## Activity
Your answer should be one number, the count of lines in the listing below containing the word "apps".

## Data for the task
▽
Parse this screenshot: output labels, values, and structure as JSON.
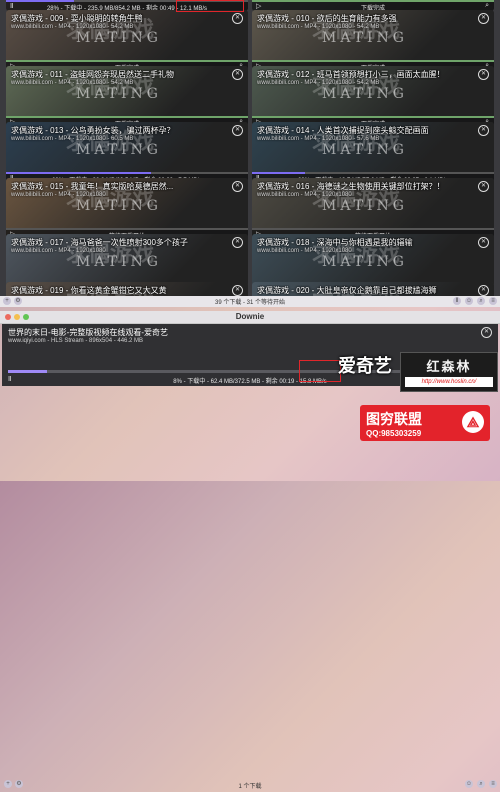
{
  "main_window": {
    "items": [
      {
        "title": "",
        "meta": "",
        "status": "28% - 下载中 - 235.9 MB/854.2 MB - 剩余 00:49 - 12.1 MB/s",
        "progress": 0.28,
        "bg": "#6d5c4a"
      },
      {
        "title": "",
        "meta": "",
        "status": "下载完成",
        "progress": 1,
        "bg": "#4b5b55"
      },
      {
        "title": "求偶游戏 - 009 - 耍小聪明的转角牛鸭",
        "meta": "www.bilibili.com - MP4 - 1920x1080 - 54.2 MB",
        "status": "下载完成",
        "progress": 1,
        "bg": "#5a4e45"
      },
      {
        "title": "求偶游戏 - 010 - 欲后的生育能力有多强",
        "meta": "www.bilibili.com - MP4 - 1920x1080 - 54.2 MB",
        "status": "下载完成",
        "progress": 1,
        "bg": "#5d574c"
      },
      {
        "title": "求偶游戏 - 011 - 盗蛙网怨奔现居然送二手礼物",
        "meta": "www.bilibili.com - MP4 - 1920x1080 - 54.2 MB",
        "status": "下载完成",
        "progress": 1,
        "bg": "#5e6a55"
      },
      {
        "title": "求偶游戏 - 012 - 班马首领预想打小三，画面太血腥！",
        "meta": "www.bilibili.com - MP4 - 1920x1080 - 54.2 MB",
        "status": "下载完成",
        "progress": 1,
        "bg": "#4e5a4f"
      },
      {
        "title": "求偶游戏 - 013 - 公鸟勇扮女装，骗过两杯孕？",
        "meta": "www.bilibili.com - MP4 - 1920x1080 - 60.5 MB",
        "status": "60% - 下载中 - 38.8 MB/60.5 MB - 剩余 00:02 - 7.7 MB/s",
        "progress": 0.6,
        "bg": "#2c3f50"
      },
      {
        "title": "求偶游戏 - 014 - 人类首次捕捉到座头鲸交配画面",
        "meta": "www.bilibili.com - MP4 - 1920x1080 - 57.6 MB",
        "status": "22% - 下载中 - 13.7 MB/57.6 MB - 剩余 00:07 - 6.1 MB/s",
        "progress": 0.22,
        "bg": "#2f4350"
      },
      {
        "title": "求偶游戏 - 015 - 我童年！真实版哈莫德居然...",
        "meta": "www.bilibili.com - MP4 - 1920x1080",
        "status": "等待下载开始",
        "progress": 0,
        "bg": "#6a5540"
      },
      {
        "title": "求偶游戏 - 016 - 海德谜之生物使用关键部位打架？！",
        "meta": "www.bilibili.com - MP4 - 1920x1080",
        "status": "等待下载开始",
        "progress": 0,
        "bg": "#4d4a42"
      },
      {
        "title": "求偶游戏 - 017 - 海马爸爸一次性喷射300多个孩子",
        "meta": "www.bilibili.com - MP4 - 1920x1080",
        "status": "等待下载开始",
        "progress": 0,
        "bg": "#4f5760"
      },
      {
        "title": "求偶游戏 - 018 - 深海中与你相遇是我的辐输",
        "meta": "www.bilibili.com - MP4 - 1920x1080",
        "status": "等待下载开始",
        "progress": 0,
        "bg": "#3d4d57"
      },
      {
        "title": "求偶游戏 - 019 - 你看这黄金蟹钳它又大又黄",
        "meta": "",
        "status": "",
        "progress": 0,
        "bg": "#5a5048"
      },
      {
        "title": "求偶游戏 - 020 - 大肚皇帝仅企鹅靠自己都拔尴海狮",
        "meta": "",
        "status": "",
        "progress": 0,
        "bg": "#485660"
      }
    ],
    "watermark_en": "MATING",
    "watermark_cn": "求偶游戏",
    "status_text": "39 个下载 - 31 个等待开始"
  },
  "downie_window": {
    "title": "Downie",
    "item": {
      "title": "世界的末日-电影-完整版视频在线观看-爱奇艺",
      "meta": "www.iqiyi.com - HLS Stream - 896x504 - 446.2 MB",
      "status": "8% - 下载中 - 62.4 MB/372.5 MB - 剩余 00:19 - 15.8 MB/s",
      "progress": 0.08
    },
    "status_text": "1 个下载"
  },
  "overlays": {
    "iqiyi_logo": "爱奇艺",
    "hslin_name": "红森林",
    "hslin_url": "http://www.hoslin.cn/",
    "tc_title": "图穷联盟",
    "tc_qq": "QQ:985303259",
    "tc_logo": "⟁"
  },
  "colors": {
    "progress": "#7d6cf2",
    "highlight": "#e0262b",
    "brand_red": "#e3232b"
  }
}
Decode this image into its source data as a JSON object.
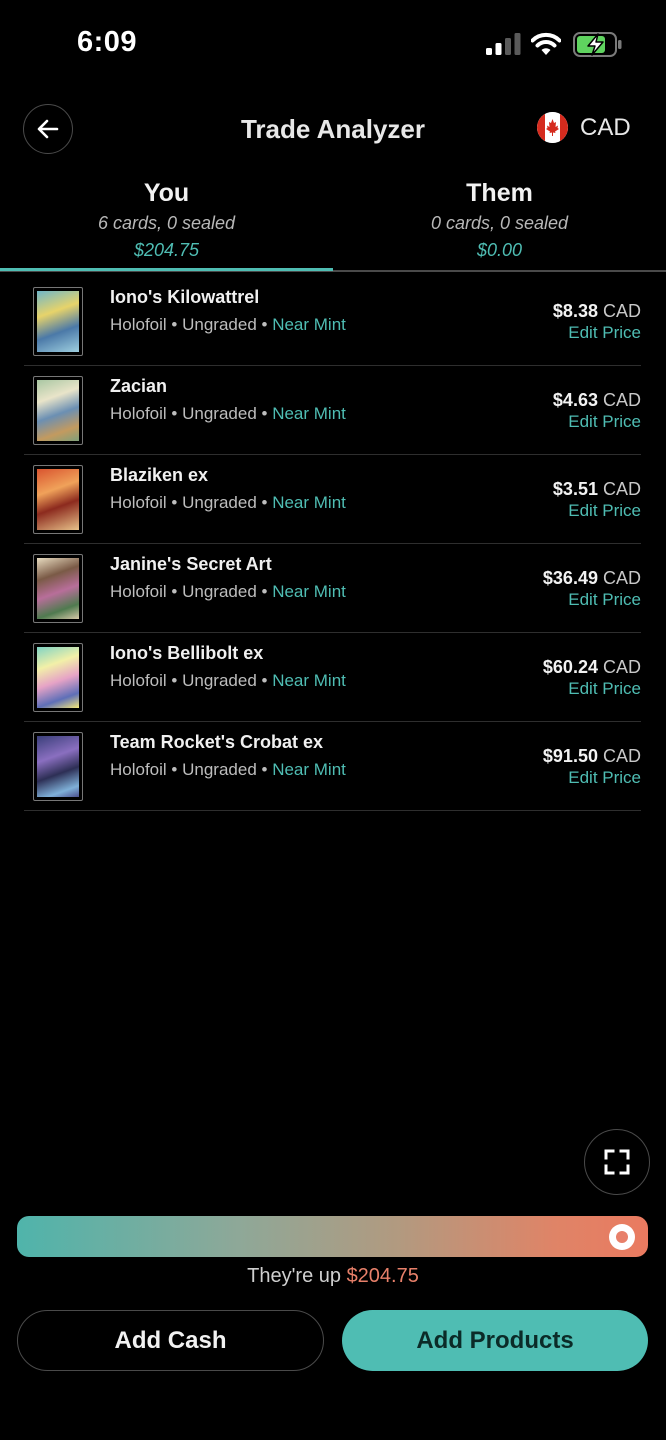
{
  "status_bar": {
    "time": "6:09"
  },
  "header": {
    "title": "Trade Analyzer",
    "currency": "CAD"
  },
  "tabs": [
    {
      "name": "You",
      "summary": "6 cards, 0 sealed",
      "total": "$204.75"
    },
    {
      "name": "Them",
      "summary": "0 cards, 0 sealed",
      "total": "$0.00"
    }
  ],
  "cards": [
    {
      "name": "Iono's Kilowattrel",
      "finish": "Holofoil",
      "grade": "Ungraded",
      "condition": "Near Mint",
      "price": "$8.38",
      "currency": "CAD",
      "edit_label": "Edit Price"
    },
    {
      "name": "Zacian",
      "finish": "Holofoil",
      "grade": "Ungraded",
      "condition": "Near Mint",
      "price": "$4.63",
      "currency": "CAD",
      "edit_label": "Edit Price"
    },
    {
      "name": "Blaziken ex",
      "finish": "Holofoil",
      "grade": "Ungraded",
      "condition": "Near Mint",
      "price": "$3.51",
      "currency": "CAD",
      "edit_label": "Edit Price"
    },
    {
      "name": "Janine's Secret Art",
      "finish": "Holofoil",
      "grade": "Ungraded",
      "condition": "Near Mint",
      "price": "$36.49",
      "currency": "CAD",
      "edit_label": "Edit Price"
    },
    {
      "name": "Iono's Bellibolt ex",
      "finish": "Holofoil",
      "grade": "Ungraded",
      "condition": "Near Mint",
      "price": "$60.24",
      "currency": "CAD",
      "edit_label": "Edit Price"
    },
    {
      "name": "Team Rocket's Crobat ex",
      "finish": "Holofoil",
      "grade": "Ungraded",
      "condition": "Near Mint",
      "price": "$91.50",
      "currency": "CAD",
      "edit_label": "Edit Price"
    }
  ],
  "balance": {
    "prefix": "They're up",
    "amount": "$204.75"
  },
  "actions": {
    "add_cash": "Add Cash",
    "add_products": "Add Products"
  },
  "colors": {
    "accent": "#4fbdb3",
    "negative": "#e8806a",
    "background": "#000000"
  },
  "icons": {
    "back": "arrow-left-icon",
    "flag": "canada-flag-icon",
    "expand": "expand-icon",
    "signal": "cellular-signal-icon",
    "wifi": "wifi-icon",
    "battery": "battery-charging-icon"
  }
}
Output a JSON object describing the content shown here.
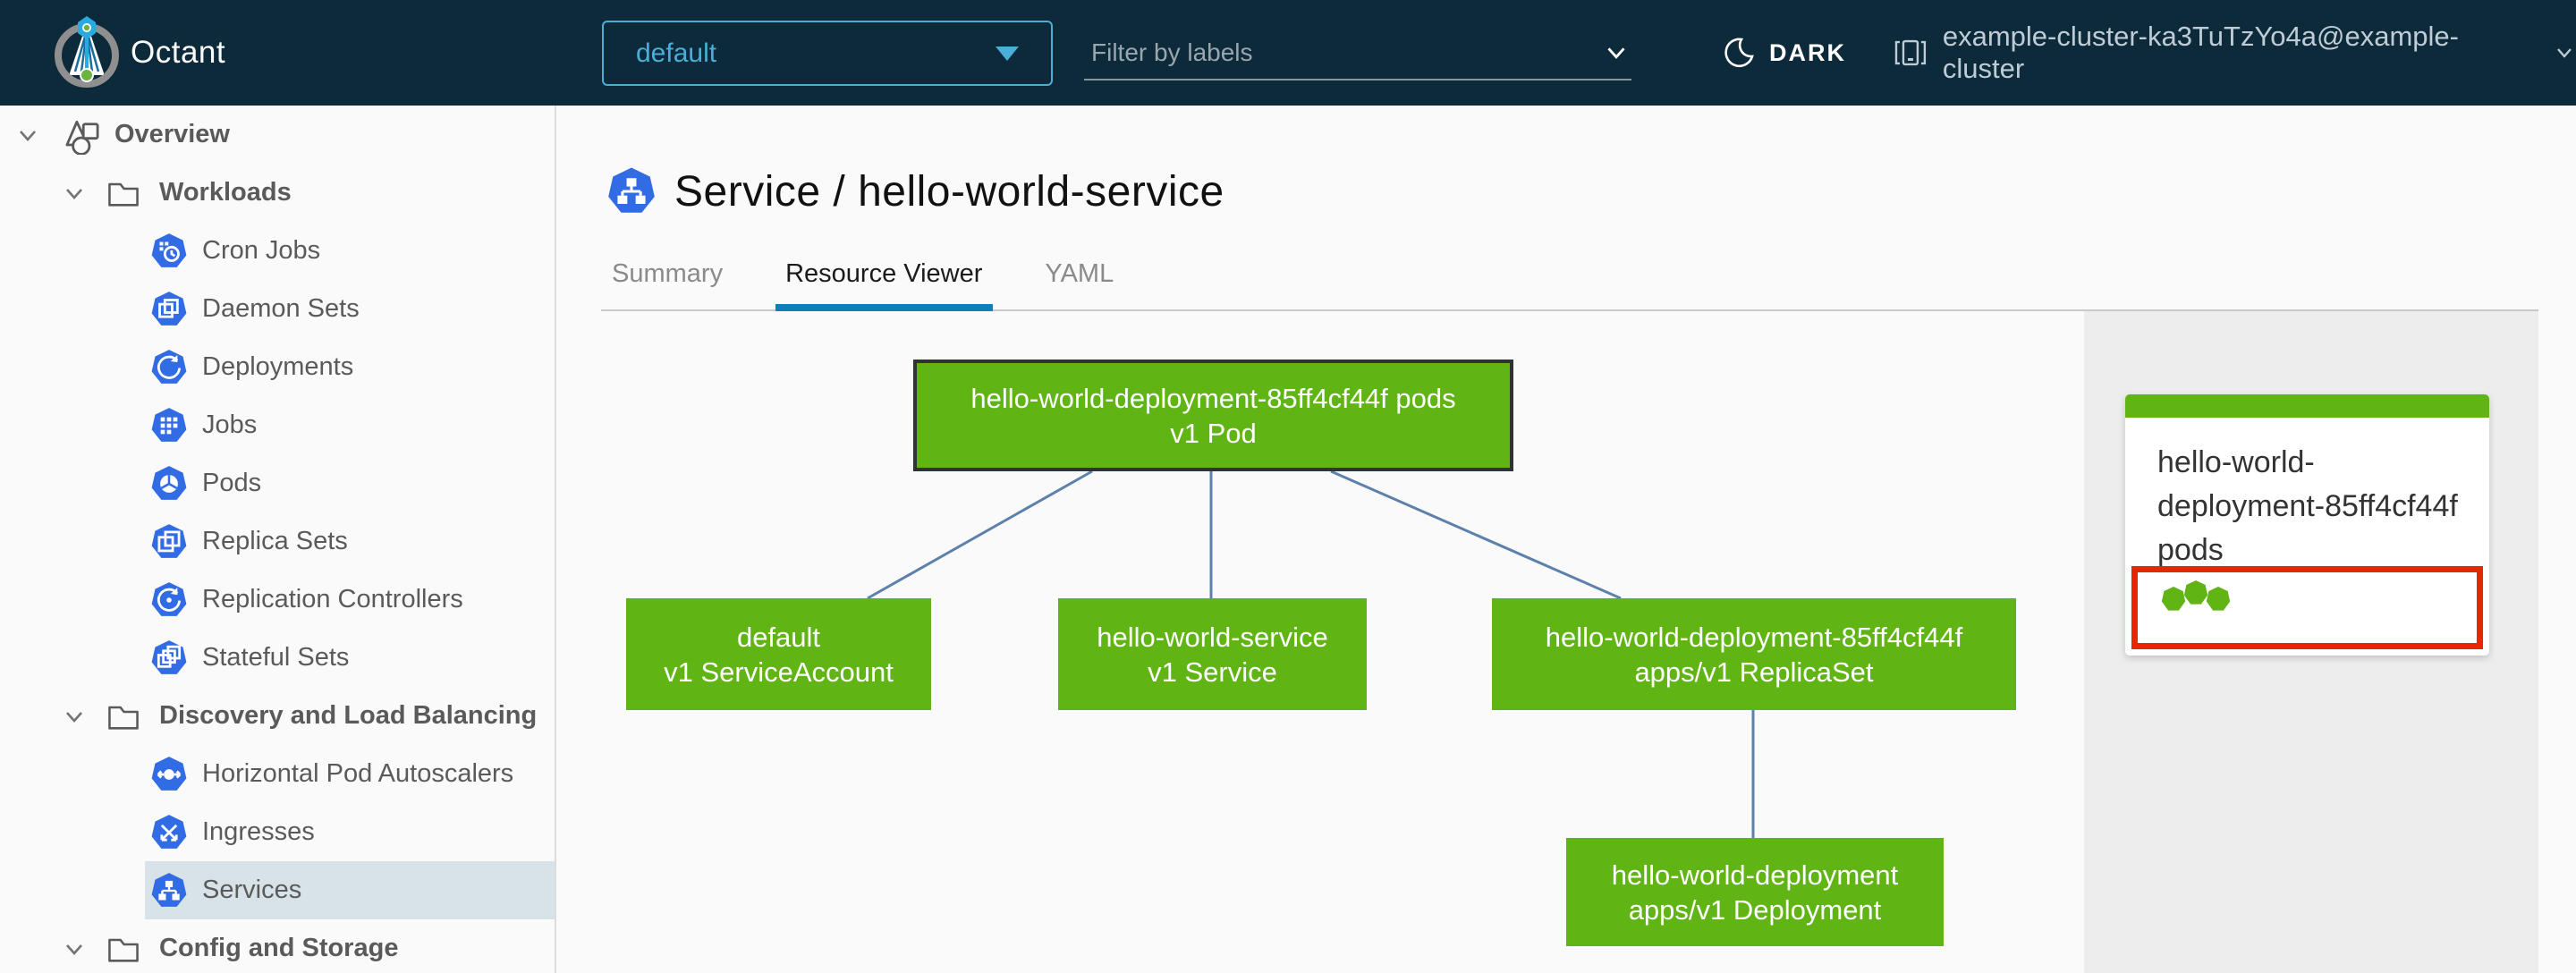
{
  "header": {
    "app_name": "Octant",
    "namespace_selector": {
      "value": "default"
    },
    "filter": {
      "placeholder": "Filter by labels"
    },
    "theme_toggle_label": "DARK",
    "cluster_selector": "example-cluster-ka3TuTzYo4a@example-cluster"
  },
  "sidebar": {
    "items": [
      {
        "label": "Overview",
        "level": 0,
        "icon": "objects",
        "expanded": true
      },
      {
        "label": "Workloads",
        "level": 1,
        "icon": "folder",
        "expanded": true
      },
      {
        "label": "Cron Jobs",
        "level": 2,
        "icon": "cronjob"
      },
      {
        "label": "Daemon Sets",
        "level": 2,
        "icon": "daemonset"
      },
      {
        "label": "Deployments",
        "level": 2,
        "icon": "deployment"
      },
      {
        "label": "Jobs",
        "level": 2,
        "icon": "job"
      },
      {
        "label": "Pods",
        "level": 2,
        "icon": "pod"
      },
      {
        "label": "Replica Sets",
        "level": 2,
        "icon": "replicaset"
      },
      {
        "label": "Replication Controllers",
        "level": 2,
        "icon": "replicationcontroller"
      },
      {
        "label": "Stateful Sets",
        "level": 2,
        "icon": "statefulset"
      },
      {
        "label": "Discovery and Load Balancing",
        "level": 1,
        "icon": "folder",
        "expanded": true
      },
      {
        "label": "Horizontal Pod Autoscalers",
        "level": 2,
        "icon": "hpa"
      },
      {
        "label": "Ingresses",
        "level": 2,
        "icon": "ingress"
      },
      {
        "label": "Services",
        "level": 2,
        "icon": "service",
        "selected": true
      },
      {
        "label": "Config and Storage",
        "level": 1,
        "icon": "folder",
        "expanded": true
      }
    ]
  },
  "content": {
    "title": {
      "kind_icon": "service",
      "text": "Service / hello-world-service"
    },
    "tabs": [
      {
        "label": "Summary",
        "active": false
      },
      {
        "label": "Resource Viewer",
        "active": true
      },
      {
        "label": "YAML",
        "active": false
      }
    ]
  },
  "graph": {
    "nodes": [
      {
        "id": "pods",
        "line1": "hello-world-deployment-85ff4cf44f pods",
        "line2": "v1 Pod",
        "selected": true
      },
      {
        "id": "serviceaccount",
        "line1": "default",
        "line2": "v1 ServiceAccount",
        "selected": false
      },
      {
        "id": "service",
        "line1": "hello-world-service",
        "line2": "v1 Service",
        "selected": false
      },
      {
        "id": "replicaset",
        "line1": "hello-world-deployment-85ff4cf44f",
        "line2": "apps/v1 ReplicaSet",
        "selected": false
      },
      {
        "id": "deployment",
        "line1": "hello-world-deployment",
        "line2": "apps/v1 Deployment",
        "selected": false
      }
    ],
    "edges": [
      [
        "pods",
        "serviceaccount"
      ],
      [
        "pods",
        "service"
      ],
      [
        "pods",
        "replicaset"
      ],
      [
        "replicaset",
        "deployment"
      ]
    ]
  },
  "detail_panel": {
    "card": {
      "title": "hello-world-deployment-85ff4cf44f pods",
      "pod_status_dots": 3
    }
  },
  "colors": {
    "header_bg": "#0d2a3a",
    "accent_blue": "#49afd9",
    "k8s_icon_blue": "#326ce5",
    "node_green": "#60b515",
    "edge_blue": "#5e81ab",
    "selection_red": "#e62700",
    "tab_underline_blue": "#0f7fb8",
    "sidebar_selected_bg": "#d8e3e9"
  }
}
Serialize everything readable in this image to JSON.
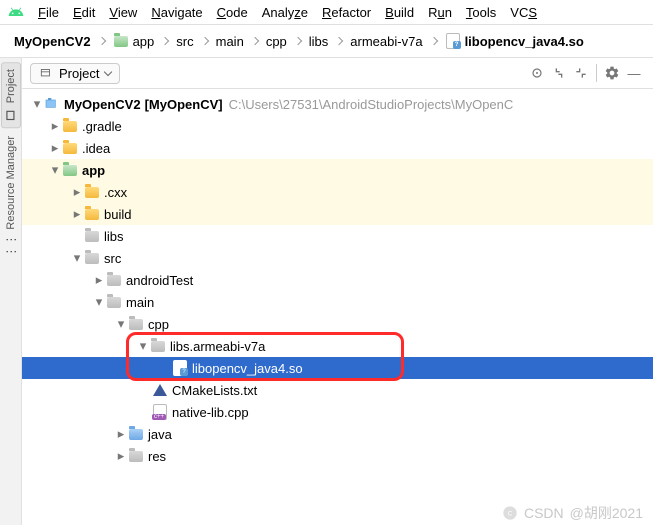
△
## Result
2